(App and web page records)
== == ==

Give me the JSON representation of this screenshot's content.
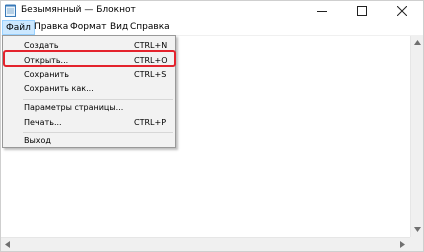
{
  "window": {
    "title": "Безымянный — Блокнот",
    "buttons": {
      "minimize": "—",
      "maximize": "☐",
      "close": "✕"
    }
  },
  "menubar": {
    "items": [
      "Файл",
      "Правка",
      "Формат",
      "Вид",
      "Справка"
    ],
    "active": "Файл"
  },
  "file_menu": {
    "items": [
      {
        "label": "Создать",
        "shortcut": "CTRL+N"
      },
      {
        "label": "Открыть...",
        "shortcut": "CTRL+O"
      },
      {
        "label": "Сохранить",
        "shortcut": "CTRL+S"
      },
      {
        "label": "Сохранить как...",
        "shortcut": ""
      },
      {
        "label": "Параметры страницы...",
        "shortcut": ""
      },
      {
        "label": "Печать...",
        "shortcut": "CTRL+P"
      },
      {
        "label": "Выход",
        "shortcut": ""
      }
    ],
    "highlighted": "Открыть..."
  },
  "colors": {
    "active_menu_bg": "#cce8ff",
    "highlight_border": "#e4232d",
    "menu_bg": "#f2f2f2"
  },
  "icons": [
    "notepad-icon",
    "minimize-icon",
    "maximize-icon",
    "close-icon",
    "scroll-up-arrow-icon",
    "scroll-down-arrow-icon",
    "scroll-left-arrow-icon",
    "scroll-right-arrow-icon"
  ]
}
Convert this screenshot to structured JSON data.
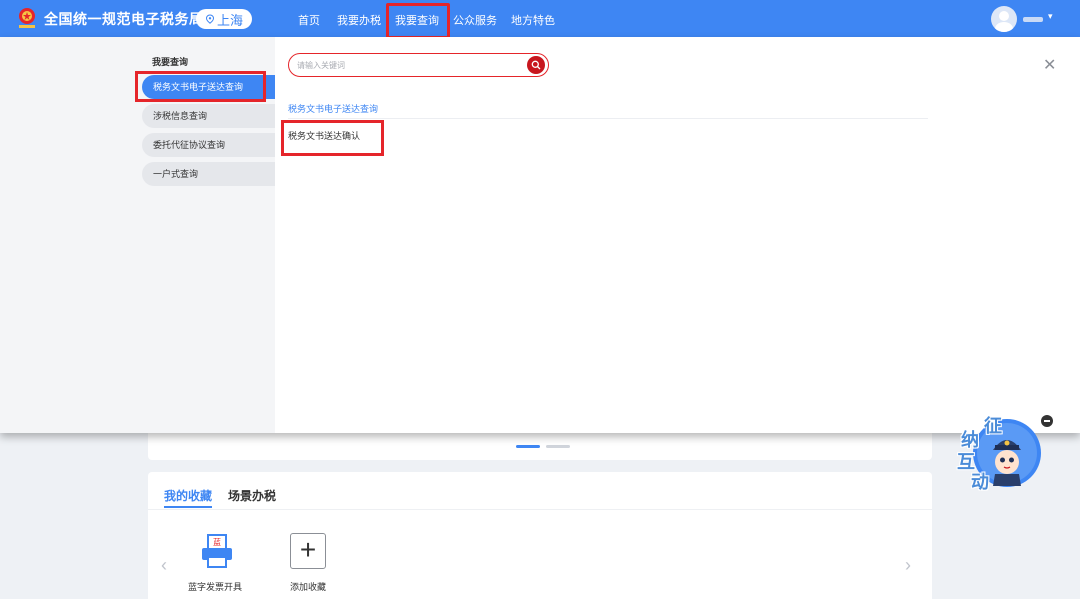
{
  "header": {
    "site_title": "全国统一规范电子税务局",
    "city": "上海",
    "nav": [
      "首页",
      "我要办税",
      "我要查询",
      "公众服务",
      "地方特色"
    ],
    "active_nav": "我要查询"
  },
  "dropdown": {
    "sidebar_title": "我要查询",
    "sidebar_items": [
      "税务文书电子送达查询",
      "涉税信息查询",
      "委托代征协议查询",
      "一户式查询"
    ],
    "active_item": "税务文书电子送达查询",
    "search_placeholder": "请输入关键词",
    "section_heading": "税务文书电子送达查询",
    "results": [
      "税务文书送达确认"
    ]
  },
  "favorites": {
    "tabs": [
      "我的收藏",
      "场景办税"
    ],
    "items": [
      {
        "label": "蓝字发票开具",
        "icon_text": "蓝",
        "icon": "invoice-printer-icon"
      },
      {
        "label": "添加收藏",
        "icon": "plus-icon"
      }
    ]
  },
  "floating_helper": {
    "chars": [
      "征",
      "纳",
      "互",
      "动"
    ]
  },
  "colors": {
    "primary": "#3e86f3",
    "highlight": "#e5252a",
    "search_button": "#c8161e"
  }
}
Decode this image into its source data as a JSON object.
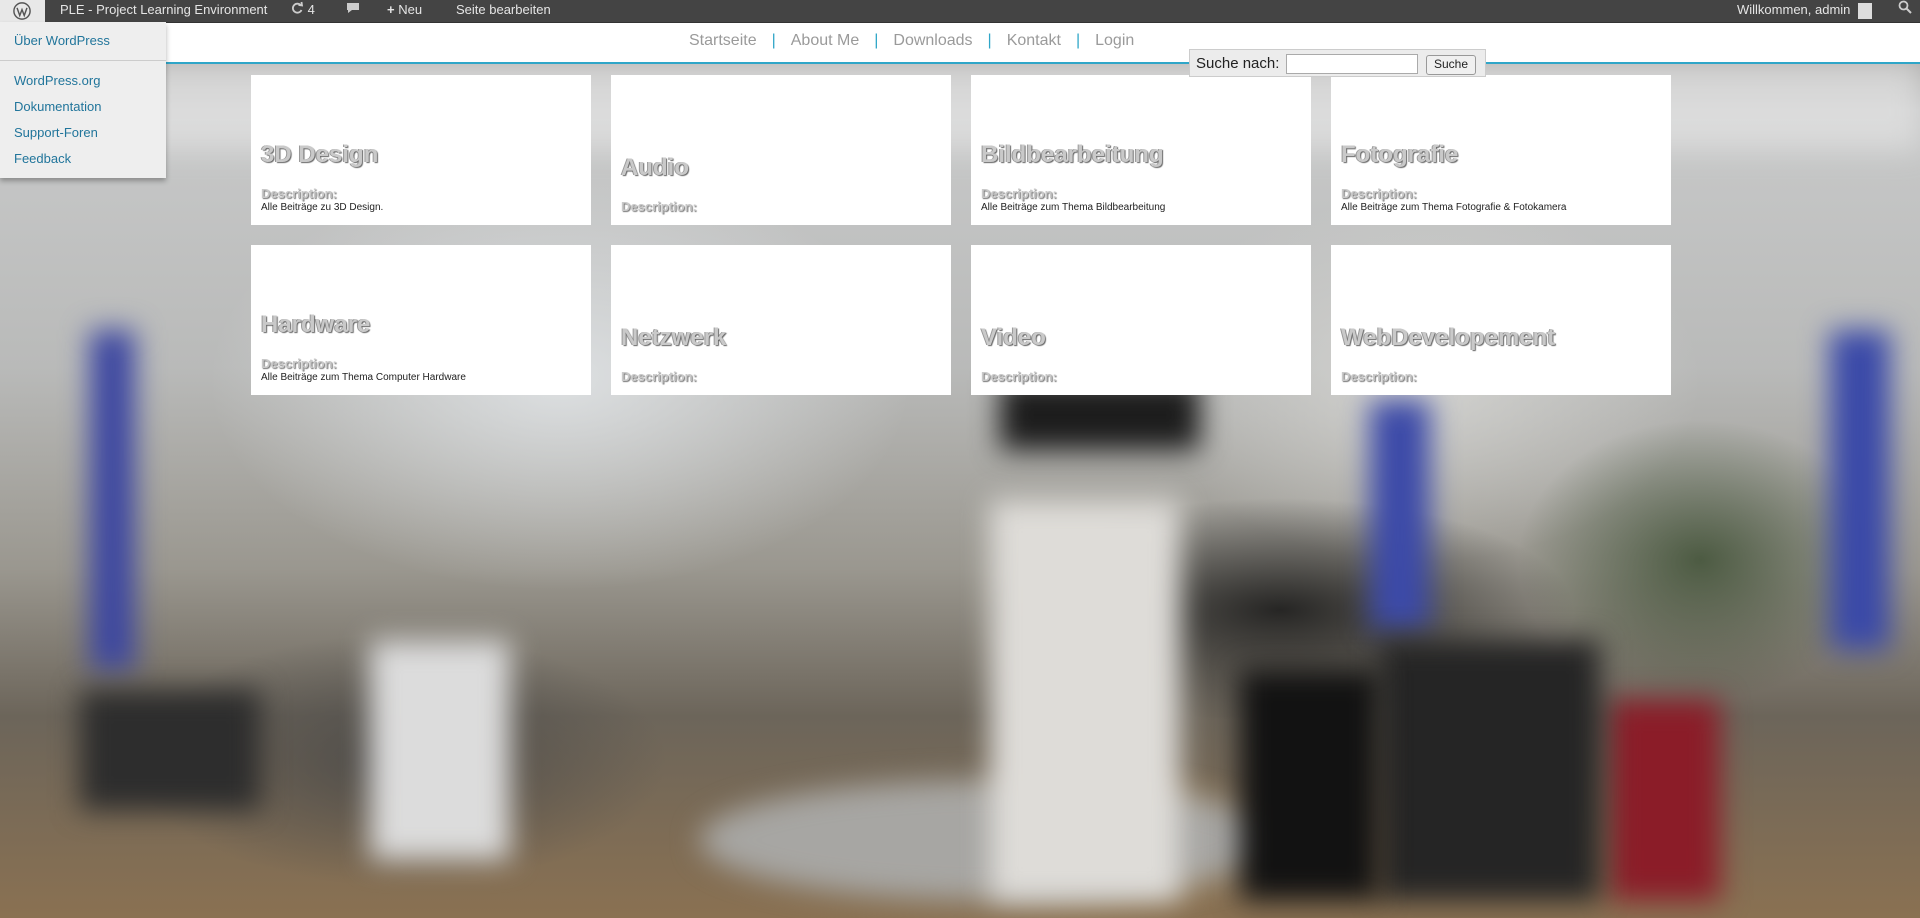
{
  "adminbar": {
    "site_name": "PLE - Project Learning Environment",
    "updates_count": "4",
    "new_label": "Neu",
    "edit_label": "Seite bearbeiten",
    "welcome": "Willkommen, admin"
  },
  "wp_menu": {
    "about": "Über WordPress",
    "links": [
      "WordPress.org",
      "Dokumentation",
      "Support-Foren",
      "Feedback"
    ]
  },
  "nav": [
    "Startseite",
    "About Me",
    "Downloads",
    "Kontakt",
    "Login"
  ],
  "search": {
    "label": "Suche nach:",
    "value": "",
    "button": "Suche"
  },
  "cards": [
    {
      "title": "3D Design",
      "desc_label": "Description:",
      "desc": "Alle Beiträge zu 3D Design."
    },
    {
      "title": "Audio",
      "desc_label": "Description:",
      "desc": ""
    },
    {
      "title": "Bildbearbeitung",
      "desc_label": "Description:",
      "desc": "Alle Beiträge zum Thema Bildbearbeitung"
    },
    {
      "title": "Fotografie",
      "desc_label": "Description:",
      "desc": "Alle Beiträge zum Thema Fotografie & Fotokamera"
    },
    {
      "title": "Hardware",
      "desc_label": "Description:",
      "desc": "Alle Beiträge zum Thema Computer Hardware"
    },
    {
      "title": "Netzwerk",
      "desc_label": "Description:",
      "desc": ""
    },
    {
      "title": "Video",
      "desc_label": "Description:",
      "desc": ""
    },
    {
      "title": "WebDevelopement",
      "desc_label": "Description:",
      "desc": ""
    }
  ]
}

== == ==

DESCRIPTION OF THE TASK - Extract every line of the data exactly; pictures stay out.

RESPONSE BOX -
Give me the JSON representation of this screenshot's content.
{
  "window": {
    "title": "Безымянный — Блокнот",
    "buttons": {
      "minimize": "—",
      "maximize": "☐",
      "close": "✕"
    }
  },
  "menubar": {
    "items": [
      "Файл",
      "Правка",
      "Формат",
      "Вид",
      "Справка"
    ],
    "active": "Файл"
  },
  "file_menu": {
    "items": [
      {
        "label": "Создать",
        "shortcut": "CTRL+N"
      },
      {
        "label": "Открыть...",
        "shortcut": "CTRL+O"
      },
      {
        "label": "Сохранить",
        "shortcut": "CTRL+S"
      },
      {
        "label": "Сохранить как...",
        "shortcut": ""
      },
      {
        "label": "Параметры страницы...",
        "shortcut": ""
      },
      {
        "label": "Печать...",
        "shortcut": "CTRL+P"
      },
      {
        "label": "Выход",
        "shortcut": ""
      }
    ],
    "highlighted": "Открыть..."
  },
  "colors": {
    "active_menu_bg": "#cce8ff",
    "highlight_border": "#e4232d",
    "menu_bg": "#f2f2f2"
  },
  "icons": [
    "notepad-icon",
    "minimize-icon",
    "maximize-icon",
    "close-icon",
    "scroll-up-arrow-icon",
    "scroll-down-arrow-icon",
    "scroll-left-arrow-icon",
    "scroll-right-arrow-icon"
  ]
}
Convert this screenshot to structured JSON data.
{
  "header": {
    "site_title": "全国统一规范电子税务局",
    "city": "上海",
    "nav": [
      "首页",
      "我要办税",
      "我要查询",
      "公众服务",
      "地方特色"
    ],
    "active_nav": "我要查询"
  },
  "dropdown": {
    "sidebar_title": "我要查询",
    "sidebar_items": [
      "税务文书电子送达查询",
      "涉税信息查询",
      "委托代征协议查询",
      "一户式查询"
    ],
    "active_item": "税务文书电子送达查询",
    "search_placeholder": "请输入关键词",
    "section_heading": "税务文书电子送达查询",
    "results": [
      "税务文书送达确认"
    ]
  },
  "favorites": {
    "tabs": [
      "我的收藏",
      "场景办税"
    ],
    "items": [
      {
        "label": "蓝字发票开具",
        "icon_text": "蓝",
        "icon": "invoice-printer-icon"
      },
      {
        "label": "添加收藏",
        "icon": "plus-icon"
      }
    ]
  },
  "floating_helper": {
    "chars": [
      "征",
      "纳",
      "互",
      "动"
    ]
  },
  "colors": {
    "primary": "#3e86f3",
    "highlight": "#e5252a",
    "search_button": "#c8161e"
  }
}
Decode this image into its source data as a JSON object.
{
  "adminbar": {
    "site_name": "PLE - Project Learning Environment",
    "updates_count": "4",
    "new_label": "Neu",
    "edit_label": "Seite bearbeiten",
    "welcome": "Willkommen, admin"
  },
  "wp_menu": {
    "about": "Über WordPress",
    "links": [
      "WordPress.org",
      "Dokumentation",
      "Support-Foren",
      "Feedback"
    ]
  },
  "nav": [
    "Startseite",
    "About Me",
    "Downloads",
    "Kontakt",
    "Login"
  ],
  "search": {
    "label": "Suche nach:",
    "value": "",
    "button": "Suche"
  },
  "cards": [
    {
      "title": "3D Design",
      "desc_label": "Description:",
      "desc": "Alle Beiträge zu 3D Design."
    },
    {
      "title": "Audio",
      "desc_label": "Description:",
      "desc": ""
    },
    {
      "title": "Bildbearbeitung",
      "desc_label": "Description:",
      "desc": "Alle Beiträge zum Thema Bildbearbeitung"
    },
    {
      "title": "Fotografie",
      "desc_label": "Description:",
      "desc": "Alle Beiträge zum Thema Fotografie & Fotokamera"
    },
    {
      "title": "Hardware",
      "desc_label": "Description:",
      "desc": "Alle Beiträge zum Thema Computer Hardware"
    },
    {
      "title": "Netzwerk",
      "desc_label": "Description:",
      "desc": ""
    },
    {
      "title": "Video",
      "desc_label": "Description:",
      "desc": ""
    },
    {
      "title": "WebDevelopement",
      "desc_label": "Description:",
      "desc": ""
    }
  ]
}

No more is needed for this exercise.